*WORK TO BE COMPLETED:* Your answer should be the lines of the data below that contain "image".

*RECORD EXTRACTS:*
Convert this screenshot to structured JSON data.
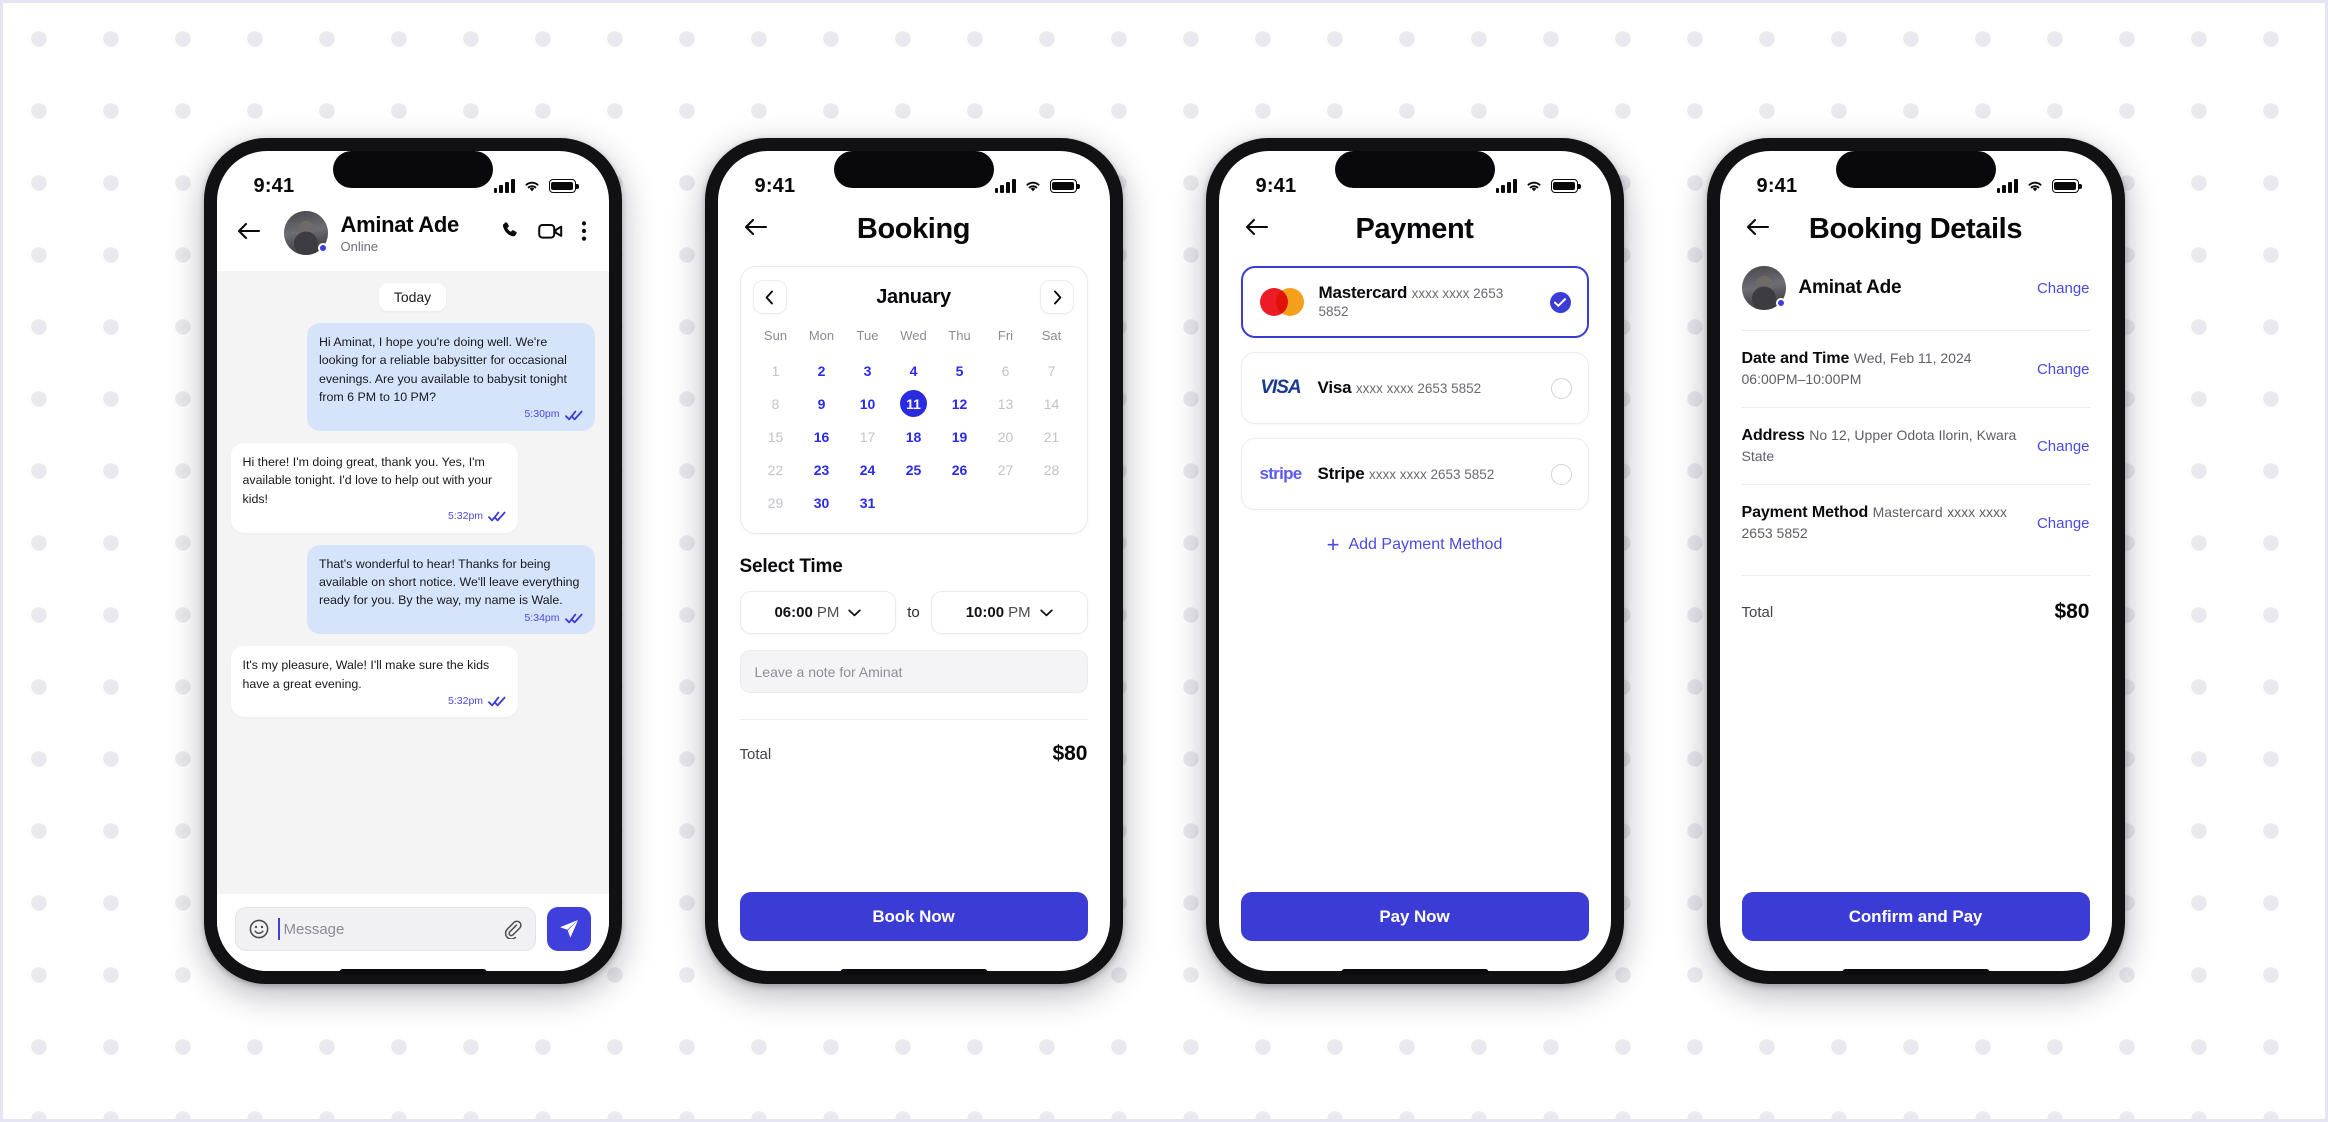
{
  "status_bar": {
    "time": "9:41"
  },
  "chat": {
    "contact_name": "Aminat Ade",
    "contact_status": "Online",
    "day_label": "Today",
    "messages": [
      {
        "side": "out",
        "text": "Hi Aminat, I hope you're doing well. We're looking for a reliable babysitter for occasional evenings. Are you available to babysit tonight from 6 PM to 10 PM?",
        "time": "5:30pm"
      },
      {
        "side": "in",
        "text": "Hi there! I'm doing great, thank you. Yes, I'm available tonight. I'd love to help out with your kids!",
        "time": "5:32pm"
      },
      {
        "side": "out",
        "text": "That's wonderful to hear! Thanks for being available on short notice. We'll leave everything ready for you. By the way, my name is Wale.",
        "time": "5:34pm"
      },
      {
        "side": "in",
        "text": "It's my pleasure, Wale! I'll make sure the kids have a great evening.",
        "time": "5:32pm"
      }
    ],
    "composer": {
      "placeholder": "Message",
      "value": ""
    }
  },
  "booking": {
    "title": "Booking",
    "calendar": {
      "month": "January",
      "weekdays": [
        "Sun",
        "Mon",
        "Tue",
        "Wed",
        "Thu",
        "Fri",
        "Sat"
      ],
      "weeks": [
        [
          {
            "d": "1",
            "s": "off"
          },
          {
            "d": "2",
            "s": "on"
          },
          {
            "d": "3",
            "s": "on"
          },
          {
            "d": "4",
            "s": "on"
          },
          {
            "d": "5",
            "s": "on"
          },
          {
            "d": "6",
            "s": "off"
          },
          {
            "d": "7",
            "s": "off"
          }
        ],
        [
          {
            "d": "8",
            "s": "off"
          },
          {
            "d": "9",
            "s": "on"
          },
          {
            "d": "10",
            "s": "on"
          },
          {
            "d": "11",
            "s": "sel"
          },
          {
            "d": "12",
            "s": "on"
          },
          {
            "d": "13",
            "s": "off"
          },
          {
            "d": "14",
            "s": "off"
          }
        ],
        [
          {
            "d": "15",
            "s": "off"
          },
          {
            "d": "16",
            "s": "on"
          },
          {
            "d": "17",
            "s": "off"
          },
          {
            "d": "18",
            "s": "on"
          },
          {
            "d": "19",
            "s": "on"
          },
          {
            "d": "20",
            "s": "off"
          },
          {
            "d": "21",
            "s": "off"
          }
        ],
        [
          {
            "d": "22",
            "s": "off"
          },
          {
            "d": "23",
            "s": "on"
          },
          {
            "d": "24",
            "s": "on"
          },
          {
            "d": "25",
            "s": "on"
          },
          {
            "d": "26",
            "s": "on"
          },
          {
            "d": "27",
            "s": "off"
          },
          {
            "d": "28",
            "s": "off"
          }
        ],
        [
          {
            "d": "29",
            "s": "off"
          },
          {
            "d": "30",
            "s": "on"
          },
          {
            "d": "31",
            "s": "on"
          },
          {
            "d": "",
            "s": "blank"
          },
          {
            "d": "",
            "s": "blank"
          },
          {
            "d": "",
            "s": "blank"
          },
          {
            "d": "",
            "s": "blank"
          }
        ]
      ]
    },
    "select_time_label": "Select Time",
    "start_time": {
      "hour": "06:00",
      "period": "PM"
    },
    "to_label": "to",
    "end_time": {
      "hour": "10:00",
      "period": "PM"
    },
    "note_placeholder": "Leave a note for Aminat",
    "total_label": "Total",
    "total_value": "$80",
    "cta": "Book Now"
  },
  "payment": {
    "title": "Payment",
    "methods": [
      {
        "brand": "mastercard",
        "name": "Mastercard",
        "number": "xxxx xxxx 2653 5852",
        "selected": true
      },
      {
        "brand": "visa",
        "name": "Visa",
        "number": "xxxx xxxx 2653 5852",
        "selected": false
      },
      {
        "brand": "stripe",
        "name": "Stripe",
        "number": "xxxx xxxx 2653 5852",
        "selected": false
      }
    ],
    "brand_text": {
      "visa": "VISA",
      "stripe": "stripe"
    },
    "add_method_label": "Add Payment Method",
    "cta": "Pay Now"
  },
  "details": {
    "title": "Booking Details",
    "person_name": "Aminat Ade",
    "change_label": "Change",
    "sections": [
      {
        "heading": "Date and Time",
        "line1": "Wed, Feb 11, 2024",
        "line2": "06:00PM–10:00PM",
        "change": "Change"
      },
      {
        "heading": "Address",
        "line1": "No 12, Upper Odota Ilorin, Kwara",
        "line2": "State",
        "change": "Change"
      },
      {
        "heading": "Payment Method",
        "line1": "Mastercard",
        "line2": "xxxx xxxx 2653 5852",
        "change": "Change"
      }
    ],
    "total_label": "Total",
    "total_value": "$80",
    "cta": "Confirm and Pay"
  },
  "colors": {
    "accent": "#3b3bd6",
    "blue_text": "#2a2af0",
    "bubble_out": "#d6e4fb",
    "chat_bg": "#f4f4f5"
  }
}
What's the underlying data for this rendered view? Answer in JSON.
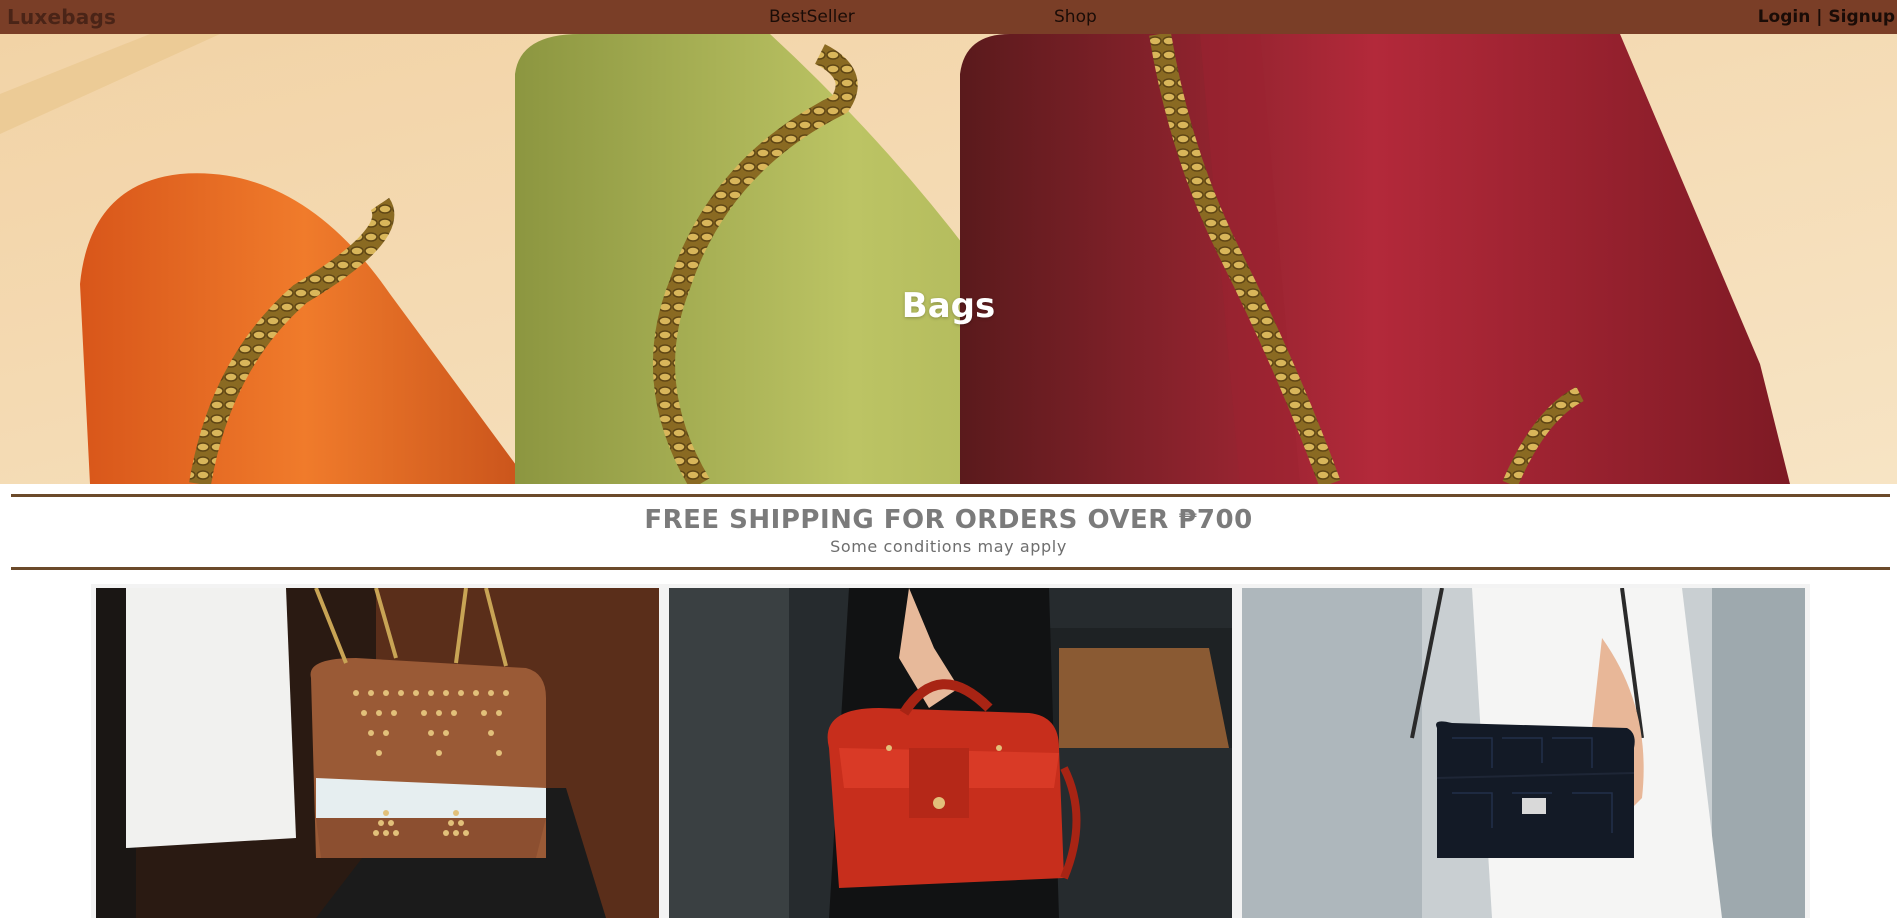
{
  "nav": {
    "brand": "Luxebags",
    "links": [
      "BestSeller",
      "Shop"
    ],
    "login": "Login",
    "separator": "|",
    "signup": "Signup",
    "background": "#7a3e27"
  },
  "hero": {
    "title": "Bags",
    "image": "hero-bags-image"
  },
  "banner": {
    "title": "FREE SHIPPING FOR ORDERS OVER ₱700",
    "subtitle": "Some conditions may apply",
    "rule_color": "#6b4a2a"
  },
  "products": [
    {
      "image": "brown-studded-bag-photo"
    },
    {
      "image": "red-leather-handbag-photo"
    },
    {
      "image": "black-croc-crossbody-photo"
    }
  ]
}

*EXERCISE RESULT:*
    "image": "hero-bags-image"
      "image": "brown-studded-bag-photo"
      "image": "red-leather-handbag-photo"
      "image": "black-croc-crossbody-photo"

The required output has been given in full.